By Theresa Goffredo Herald Writer
Neil Simon has an uncanny way of getting into a woman’s heart and capturing her feelings. He expertly expresses the anguish she feels at the loss of a child, the loneliness she experiences in a life without love and her anger at being treated as a second-class citizen.
Simon is equally adept at capturing the torment a man will undergo at the loss of his wife or the shame he endures when he can’t provide for his family.
Simon’s brilliant insights are unleashed in his play “Lost in Yonkers,” not against a sappy backdrop of self-pity but amidst a splendid canvas of sarcasm and comedy.

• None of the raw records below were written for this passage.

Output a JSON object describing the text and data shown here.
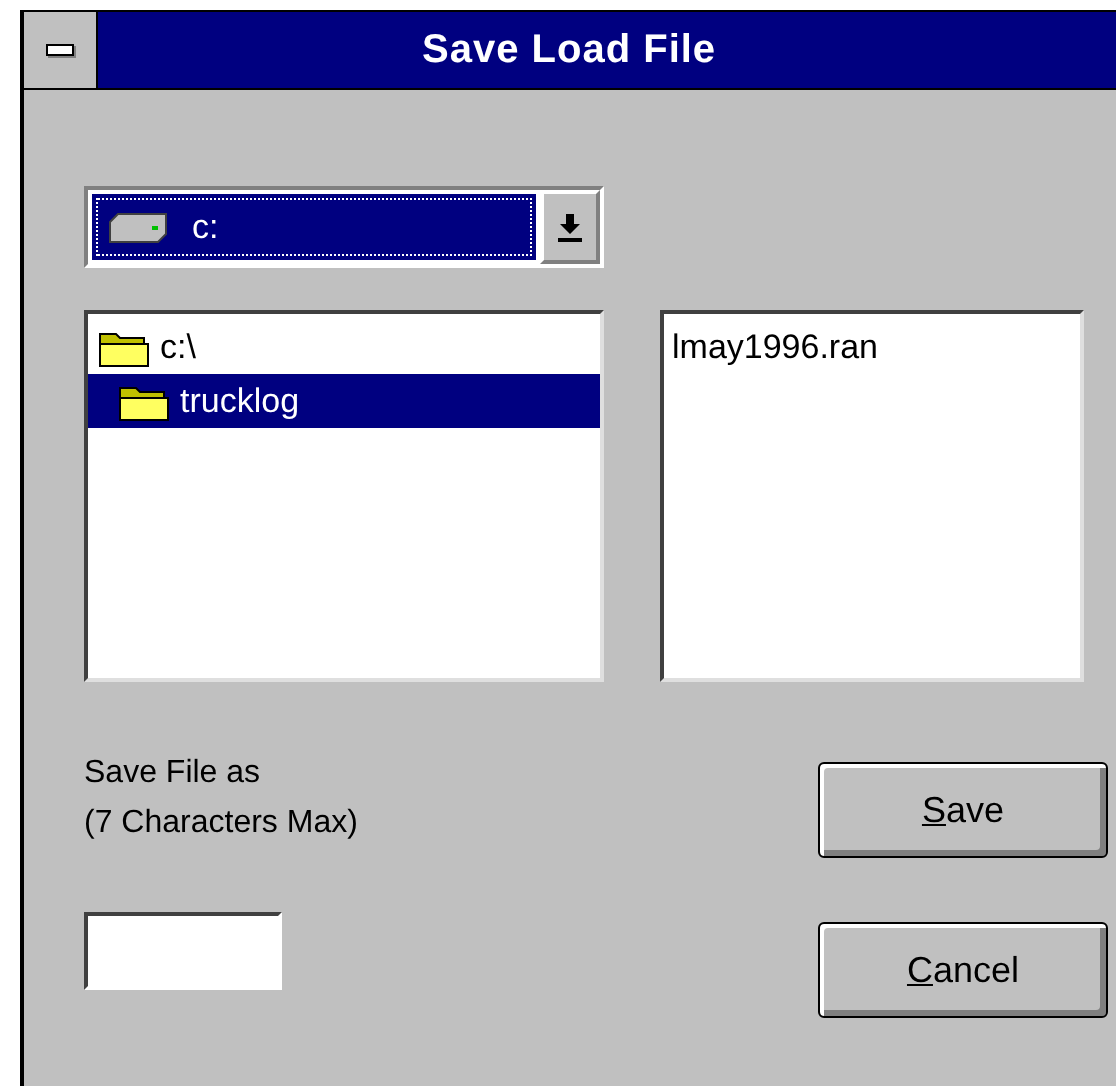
{
  "window": {
    "title": "Save Load File"
  },
  "drive": {
    "value": "c:",
    "focused": true
  },
  "directories": [
    {
      "label": "c:\\",
      "selected": false,
      "children": [
        {
          "label": "trucklog",
          "selected": true
        }
      ]
    }
  ],
  "files": [
    {
      "label": "lmay1996.ran",
      "selected": false
    }
  ],
  "save_as": {
    "label": "Save File as",
    "hint": "(7 Characters Max)"
  },
  "buttons": [
    {
      "label": "Save",
      "mnemonic_first": true
    },
    {
      "label": "Cancel",
      "mnemonic_first": true
    }
  ]
}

Yet even through the one-liners, the deeper truths are revealed.
Professionally produced in the Seattle area for the first time in more than a decade, “Lost in Yonkers” is presented by Village Theatre and directed by Tony-Award winning Brian Yorkey.
This 1940s world of Simon’s Yonkers takes place on a city-lined set decorated with furniture you would find at your grandmother’s house in a story that unfolds through the changing seasons of a year.
“Lost in Yonkers” tells the coming of age of two brothers, Jay and Arty, who must live in the dysfunctional household of their intimidating grandmother and dim-witted aunt while their father, newly widowed, travels south to find work to try to pay back a loan shark.
The actors who played the brothers are a solidly wonderful duo of talent. Collin Morris as the older, more serious Jay and Nick Robinson as the younger, wisenheimer Arty carried the show on their young shoulders with perfect comic timing and chemistry.
You fear the severe grandma before she even sets her crippled foot on stage, then Suzy Hunt brings that fear on home.
Grandma Kurnitz is a Jewish woman who fled Germany for Yonkers with her six children where she ran a candy and ice cream shop with such a tight fist she could tell if “salt was missing from a pretzel.”
Grandma rules with her coldness, her anger and her cane, wielding it like a gavel to get order and silence.
Strong performances were the norm for this solid cast, which included Mike Dooly as Uncle Louie, Bradford Farwell as Eddie, Karen Skrinde as the breathing-impaired Gert and Issaquah-born Jennifer Lee Taylor as the dim but sweet Bella.
Taylor made us root for Bella with all our might, especially during her head-to-head confrontation with Grandma.
“There’s just enough woman in me to make me miserable,” Bella declares, and we know exactly how she feels.
Theresa Goffredo: 425-339-3424; firstname.lastname@example.org.
“Lost in Yonkers”
Opens at 8 tonight at Everett Performing Arts Center, 2710 Wetmore Ave., Everett. Shows are 8 p.m. Wednesdays through Saturdays, 2 p.m. Saturdays and Sundays and 7 p.m. selected Sundays through March 28.
Tickets start at $17. Call 425-257-8600, 888-257-3722 or go to www.villagetheatre.org.